Data for this exercise:
---------------
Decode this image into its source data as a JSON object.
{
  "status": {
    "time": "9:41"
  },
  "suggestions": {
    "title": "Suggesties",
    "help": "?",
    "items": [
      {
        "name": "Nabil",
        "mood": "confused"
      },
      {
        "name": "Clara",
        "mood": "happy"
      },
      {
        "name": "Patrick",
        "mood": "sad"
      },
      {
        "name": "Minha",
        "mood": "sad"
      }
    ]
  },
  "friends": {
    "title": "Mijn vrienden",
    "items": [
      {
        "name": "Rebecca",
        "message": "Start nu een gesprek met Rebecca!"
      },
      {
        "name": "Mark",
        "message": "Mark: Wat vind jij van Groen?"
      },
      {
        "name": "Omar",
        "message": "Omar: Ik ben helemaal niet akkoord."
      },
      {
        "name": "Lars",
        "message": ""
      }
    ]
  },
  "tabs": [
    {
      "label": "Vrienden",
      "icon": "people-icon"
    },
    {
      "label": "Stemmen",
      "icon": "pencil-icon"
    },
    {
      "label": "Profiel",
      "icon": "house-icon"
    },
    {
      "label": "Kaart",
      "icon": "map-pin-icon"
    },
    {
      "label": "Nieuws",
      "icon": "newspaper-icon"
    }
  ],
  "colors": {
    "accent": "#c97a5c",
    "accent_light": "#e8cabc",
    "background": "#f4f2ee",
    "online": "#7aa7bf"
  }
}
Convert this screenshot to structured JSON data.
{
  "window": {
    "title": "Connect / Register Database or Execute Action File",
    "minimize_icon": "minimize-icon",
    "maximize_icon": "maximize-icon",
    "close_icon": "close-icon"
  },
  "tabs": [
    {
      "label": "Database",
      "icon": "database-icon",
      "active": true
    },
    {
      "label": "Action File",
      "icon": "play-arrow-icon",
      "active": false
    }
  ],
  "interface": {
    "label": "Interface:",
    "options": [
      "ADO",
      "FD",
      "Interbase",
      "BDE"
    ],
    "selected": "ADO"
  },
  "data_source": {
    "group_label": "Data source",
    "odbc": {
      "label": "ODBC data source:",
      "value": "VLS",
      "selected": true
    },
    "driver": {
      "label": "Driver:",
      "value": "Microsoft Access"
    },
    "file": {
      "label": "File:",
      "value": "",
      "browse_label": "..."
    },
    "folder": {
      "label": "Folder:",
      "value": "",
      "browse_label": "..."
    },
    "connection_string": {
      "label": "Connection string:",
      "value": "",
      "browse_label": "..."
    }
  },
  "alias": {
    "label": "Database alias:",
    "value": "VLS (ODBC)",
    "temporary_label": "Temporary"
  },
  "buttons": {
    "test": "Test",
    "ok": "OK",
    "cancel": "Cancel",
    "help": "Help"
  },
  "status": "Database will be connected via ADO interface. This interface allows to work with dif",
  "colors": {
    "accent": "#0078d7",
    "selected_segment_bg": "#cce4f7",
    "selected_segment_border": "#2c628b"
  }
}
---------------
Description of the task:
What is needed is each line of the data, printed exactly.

Finished task:
Decode this image into its source data as a JSON object.
{
  "status": {
    "time": "9:41"
  },
  "suggestions": {
    "title": "Suggesties",
    "help": "?",
    "items": [
      {
        "name": "Nabil",
        "mood": "confused"
      },
      {
        "name": "Clara",
        "mood": "happy"
      },
      {
        "name": "Patrick",
        "mood": "sad"
      },
      {
        "name": "Minha",
        "mood": "sad"
      }
    ]
  },
  "friends": {
    "title": "Mijn vrienden",
    "items": [
      {
        "name": "Rebecca",
        "message": "Start nu een gesprek met Rebecca!"
      },
      {
        "name": "Mark",
        "message": "Mark: Wat vind jij van Groen?"
      },
      {
        "name": "Omar",
        "message": "Omar: Ik ben helemaal niet akkoord."
      },
      {
        "name": "Lars",
        "message": ""
      }
    ]
  },
  "tabs": [
    {
      "label": "Vrienden",
      "icon": "people-icon"
    },
    {
      "label": "Stemmen",
      "icon": "pencil-icon"
    },
    {
      "label": "Profiel",
      "icon": "house-icon"
    },
    {
      "label": "Kaart",
      "icon": "map-pin-icon"
    },
    {
      "label": "Nieuws",
      "icon": "newspaper-icon"
    }
  ],
  "colors": {
    "accent": "#c97a5c",
    "accent_light": "#e8cabc",
    "background": "#f4f2ee",
    "online": "#7aa7bf"
  }
}
Convert this screenshot to structured JSON data.
{
  "window": {
    "title": "Connect / Register Database or Execute Action File",
    "minimize_icon": "minimize-icon",
    "maximize_icon": "maximize-icon",
    "close_icon": "close-icon"
  },
  "tabs": [
    {
      "label": "Database",
      "icon": "database-icon",
      "active": true
    },
    {
      "label": "Action File",
      "icon": "play-arrow-icon",
      "active": false
    }
  ],
  "interface": {
    "label": "Interface:",
    "options": [
      "ADO",
      "FD",
      "Interbase",
      "BDE"
    ],
    "selected": "ADO"
  },
  "data_source": {
    "group_label": "Data source",
    "odbc": {
      "label": "ODBC data source:",
      "value": "VLS",
      "selected": true
    },
    "driver": {
      "label": "Driver:",
      "value": "Microsoft Access"
    },
    "file": {
      "label": "File:",
      "value": "",
      "browse_label": "..."
    },
    "folder": {
      "label": "Folder:",
      "value": "",
      "browse_label": "..."
    },
    "connection_string": {
      "label": "Connection string:",
      "value": "",
      "browse_label": "..."
    }
  },
  "alias": {
    "label": "Database alias:",
    "value": "VLS (ODBC)",
    "temporary_label": "Temporary"
  },
  "buttons": {
    "test": "Test",
    "ok": "OK",
    "cancel": "Cancel",
    "help": "Help"
  },
  "status": "Database will be connected via ADO interface. This interface allows to work with dif",
  "colors": {
    "accent": "#0078d7",
    "selected_segment_bg": "#cce4f7",
    "selected_segment_border": "#2c628b"
  }
}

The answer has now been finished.